=== AIM OF THE EXERCISE ===
Scan the entries that follow for the word "data", then report every line in which it appears.

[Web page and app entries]
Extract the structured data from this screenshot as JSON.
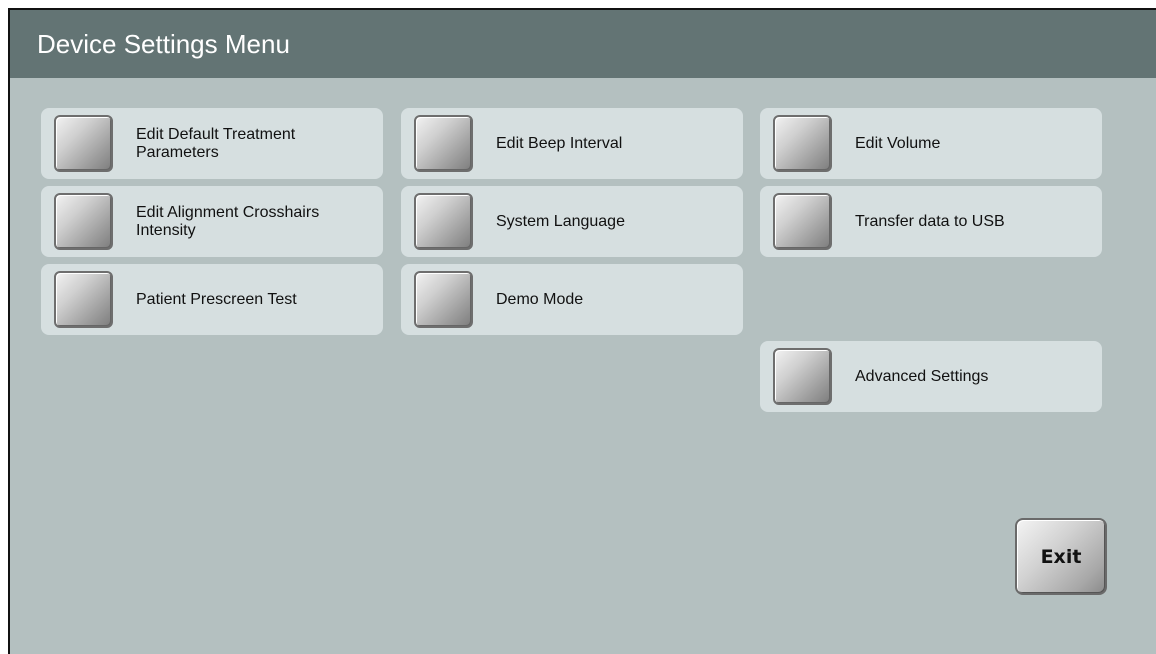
{
  "header": {
    "title": "Device Settings Menu"
  },
  "menu": {
    "col1": [
      {
        "label": "Edit Default Treatment Parameters"
      },
      {
        "label": "Edit Alignment Crosshairs Intensity"
      },
      {
        "label": "Patient Prescreen Test"
      }
    ],
    "col2": [
      {
        "label": "Edit Beep Interval"
      },
      {
        "label": "System Language"
      },
      {
        "label": "Demo Mode"
      }
    ],
    "col3": [
      {
        "label": "Edit Volume"
      },
      {
        "label": "Transfer data to USB"
      },
      {
        "label": "Advanced Settings"
      }
    ]
  },
  "footer": {
    "exit_label": "Exit"
  },
  "colors": {
    "background": "#b4c0c0",
    "title_bar": "#637474",
    "menu_item": "#d6dfe0"
  }
}
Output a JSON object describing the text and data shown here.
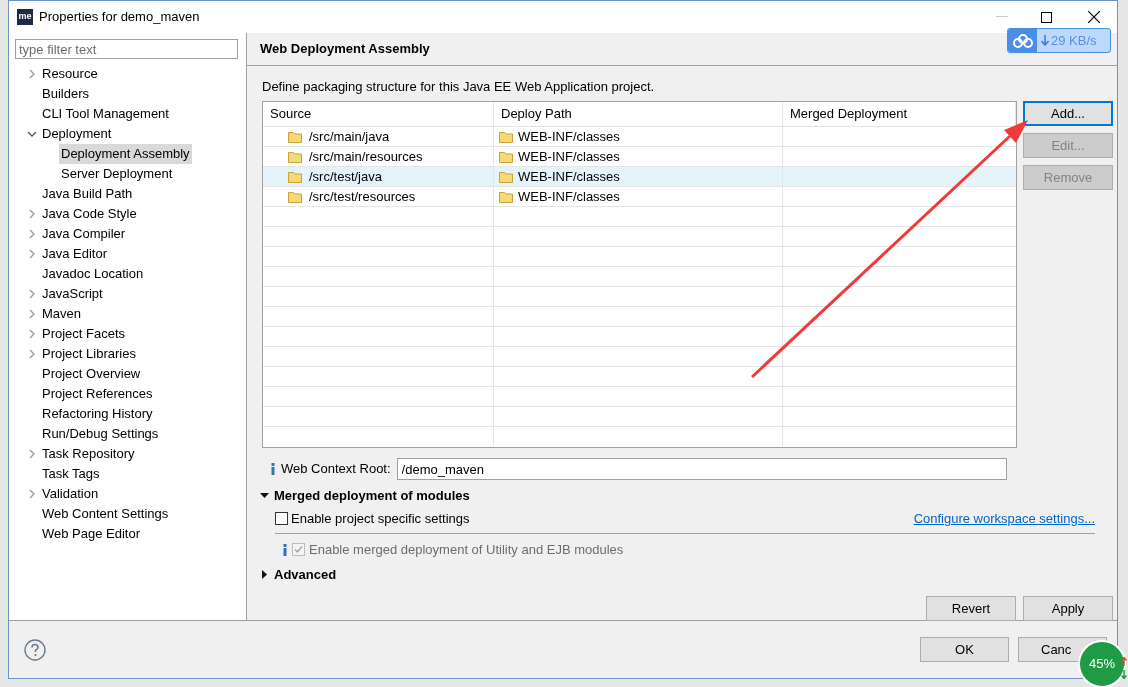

=== YOUR SOLUTION ===
Extract the structured data from this screenshot as JSON.
        "label": "Transfer data to USB"
Output a JSON object describing the text and data shown here.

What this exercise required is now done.